Maria Shriver Executive Produces With HBO’s Award-Winning “Addiction” Team

One of the most devastating forms of memory loss is Alzheimer’s disease, an irreversible and progressive brain disorder that slowly destroys memory and thinking skills. Today, Alzheimer’s is the second most-feared illness in America, following cancer, and may affect as many as five million Americans. As the baby-boom generation reaches retirement, that number could soar to more than 11 million by 2040and have a huge economic impact on America’s already fragile health care system.

While there is no cure for the disease, THE ALZHEIMER’S PROJECT shows there is now genuine reason to be optimistic about the future.

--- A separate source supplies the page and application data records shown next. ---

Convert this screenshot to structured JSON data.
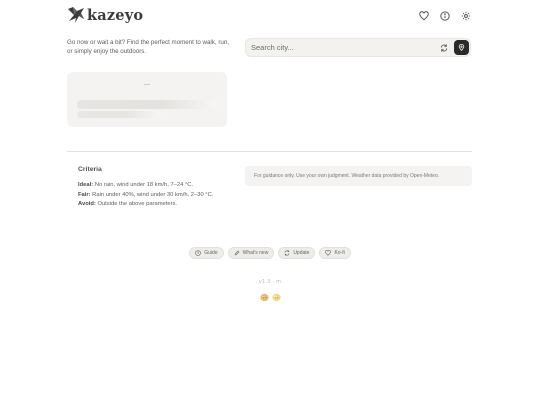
{
  "header": {
    "app_name": "kazeyo",
    "icons": [
      "heart-icon",
      "info-icon",
      "gear-icon"
    ]
  },
  "intro": {
    "text": "Go now or wait a bit? Find the perfect moment to walk, run, or simply enjoy the outdoors."
  },
  "search": {
    "placeholder": "Search city...",
    "value": ""
  },
  "weather_card": {
    "status": "—"
  },
  "criteria": {
    "title": "Criteria",
    "ideal_label": "Ideal:",
    "ideal_text": " No rain, wind under 18 km/h, 7–24 °C.",
    "fair_label": "Fair:",
    "fair_text": " Rain under 40%, wind under 30 km/h, 2–30 °C.",
    "avoid_label": "Avoid:",
    "avoid_text": " Outside the above parameters."
  },
  "note": {
    "text": "For guidance only. Use your own judgment. Weather data provided by Open-Meteo."
  },
  "chips": {
    "guide": "Guide",
    "whats_new": "What's new",
    "update": "Update",
    "kofi": "Ko-fi"
  },
  "footer": {
    "version": "v1.3 · m"
  },
  "colors": {
    "accent_dark": "#2a2a2a",
    "card_bg": "#f4f3f1",
    "chip_bg": "#eeedea"
  }
}
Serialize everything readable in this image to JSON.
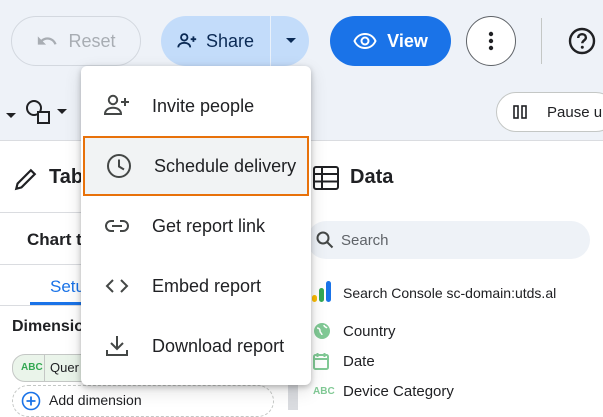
{
  "header": {
    "reset_label": "Reset",
    "share_label": "Share",
    "view_label": "View"
  },
  "toolbar": {
    "pause_label": "Pause up"
  },
  "left_panel": {
    "title": "Tab",
    "chart_type_label": "Chart ty",
    "setup_tab": "Setu",
    "dimension_label": "Dimensio",
    "chip_prefix": "ABC",
    "chip_label": "Quer",
    "add_dimension": "Add dimension"
  },
  "data_panel": {
    "title": "Data",
    "search_placeholder": "Search",
    "source_name": "Search Console sc-domain:utds.al",
    "fields": [
      {
        "label": "Country",
        "icon": "globe-icon"
      },
      {
        "label": "Date",
        "icon": "calendar-icon"
      },
      {
        "label": "Device Category",
        "icon": "abc-icon"
      }
    ]
  },
  "share_menu": {
    "items": [
      {
        "label": "Invite people",
        "icon": "person-add-icon"
      },
      {
        "label": "Schedule delivery",
        "icon": "clock-icon",
        "highlighted": true
      },
      {
        "label": "Get report link",
        "icon": "link-icon"
      },
      {
        "label": "Embed report",
        "icon": "code-icon"
      },
      {
        "label": "Download report",
        "icon": "download-icon"
      }
    ]
  },
  "colors": {
    "accent": "#1a73e8",
    "share_bg": "#c3dcfa",
    "highlight_border": "#e8710a",
    "field_green": "#34a853"
  }
}
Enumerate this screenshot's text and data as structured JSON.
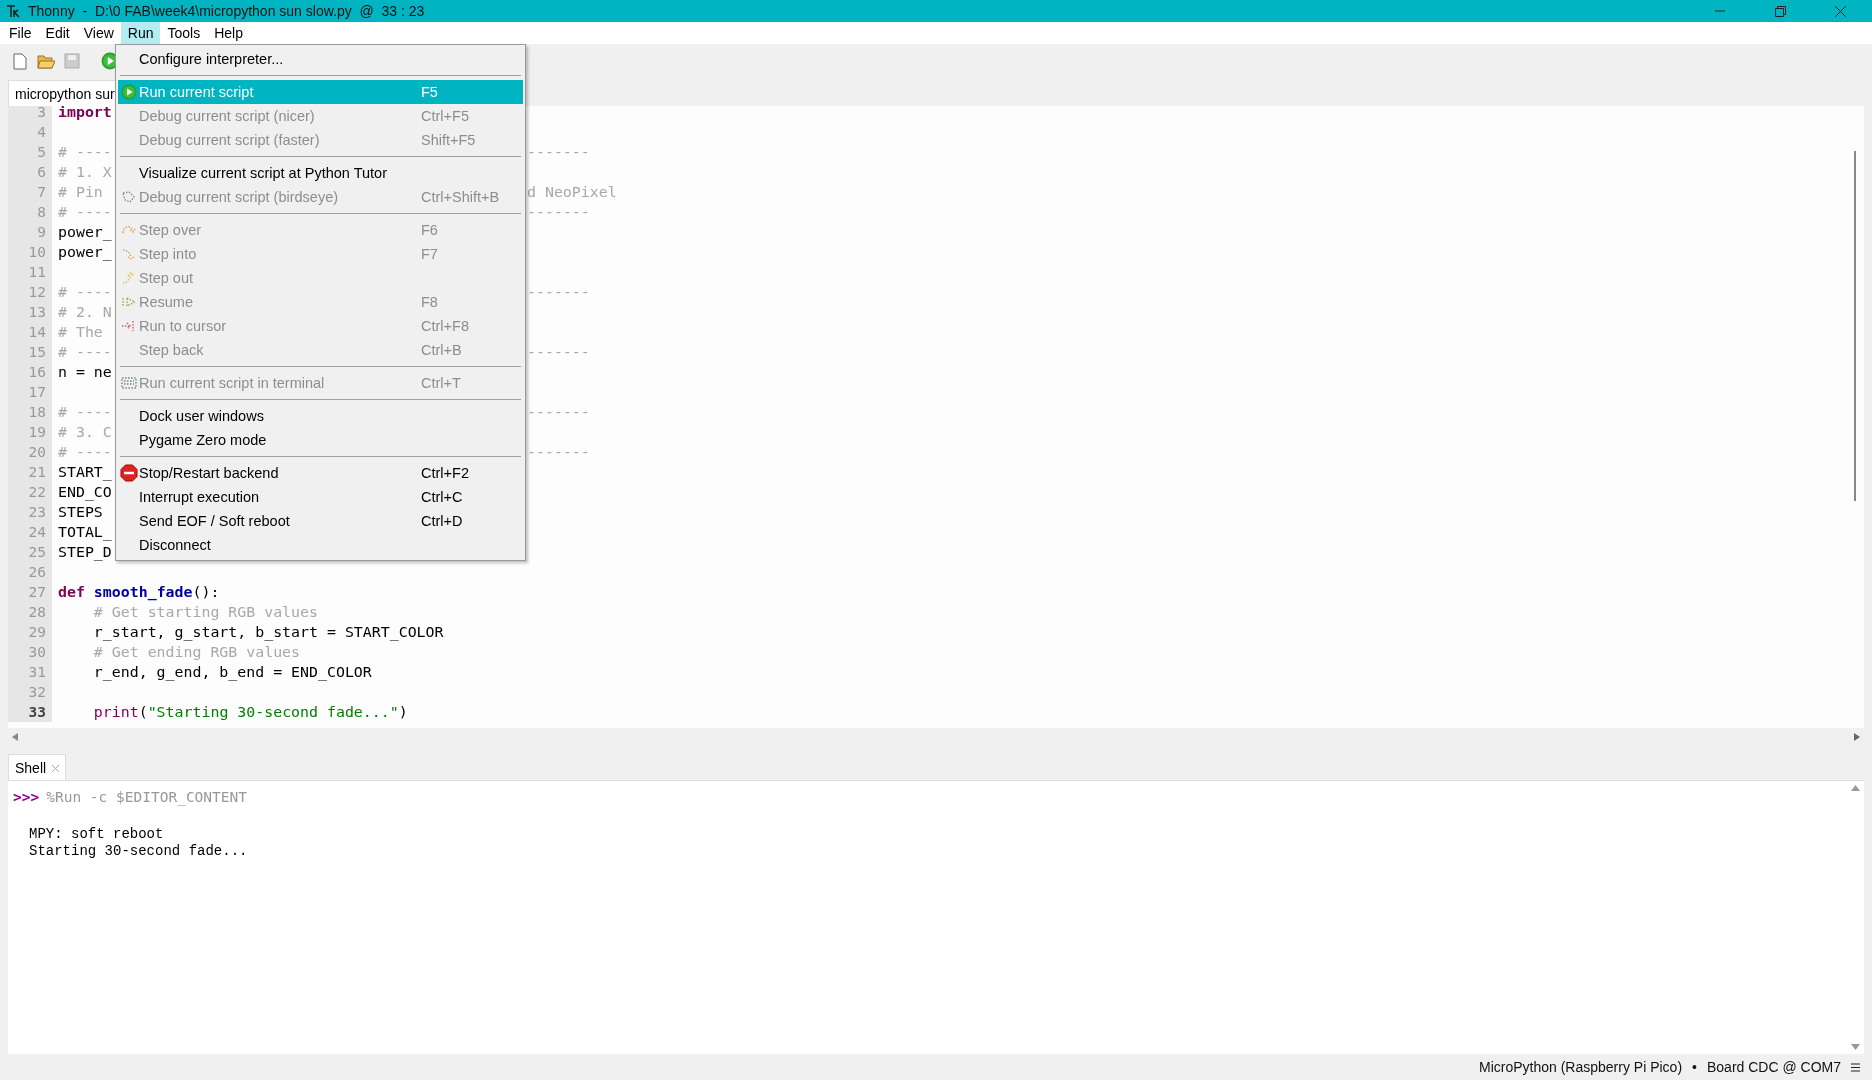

Debuting May 10 on HBO and created by the award-winning team behind HBO’s acclaimed “Addiction” project, this multi-platform series takes a close look at groundbreaking discoveries made by the country’s leading scientists, as well as the effects of this debilitating and fatal disease both on those with Alzheimer’s and on their families.

The first of the four documentaries in THE ALZHEIMER’S PROJECT is “The Memory Loss Tapes” (debuting May 10), which provides an up-close and personal look at seven individuals living with Alzheimer’s, each in an advancing state of dementia across the full spectrum of the progression of the disease. “Momentum In Science” (May 11 and 12) is a two-part state-of-the-science film that takes viewers inside the laboratories and clinics of 25 leading scientists and physicians, revealing some of the most cutting-edge research advances. “ ‘Grandpa, Do You Know Who I Am?’ with Maria Shriver” (May 11) captures what it means to be a child or grandchild of one with Alzheimer’s, while “Caregivers” (May 12) highlights the sacrifices and successes of people who experience their loved ones’ descent into dementia.

THE ALZHEIMER’S PROJECT is a presentation of HBO Documentary Films and the National Institute on Aging at the National Institutes of Health in association with the Alzheimer’s Association®, Fidelity® Charitable Gift Fund and Geoffrey Beene Gives Back® Alzheimer’s Initiative. The series producer is John Hoffman; the executive producers are Sheila Nevins and Maria Shriver.

For more information on THE ALZHEIMER’S PROJECT and Alzheimer’s Disease, go to

Monday, April 27, 2009


Heavenly Father, Help us remember that the jerk who cut us off in traffic last night is a single mother who worked nine hours that day and is rushing home to cook dinner, help with homework, do the laundry and spend a few precious moments with her children.

Help us to remember that the pierced, tattooed, disinterested young man who can't make change correctly is a worried 19-year-old college student, balancing his apprehension over final exams with his fear of not getting his student loans for next semester.

Remind us, Lord, that the scary looking bum, begging for money in the same spot every day ("who really ought to get a job") is a slave to addictions that we can only imagine in our worst nightmares.

Help us to remember that the old couple walking annoyingly slow through the store aisles and blocking our shopping progress are savoring this moment, knowing that based on the biopsy report she got back last week, this will be the last year that they go shopping together.

Heavenly Father, remind us each day That of all the gifts you give us Lord, the greatest gift is love. It is not enough to share that love with those we hold dear. Open our hearts not to just those who are close to us, but to all humanity.
Let us be slow to judge and quick to forgive, show patience, empathy and love.

Working for God on earth doesn't pay much......but His retirement plan is out of this world.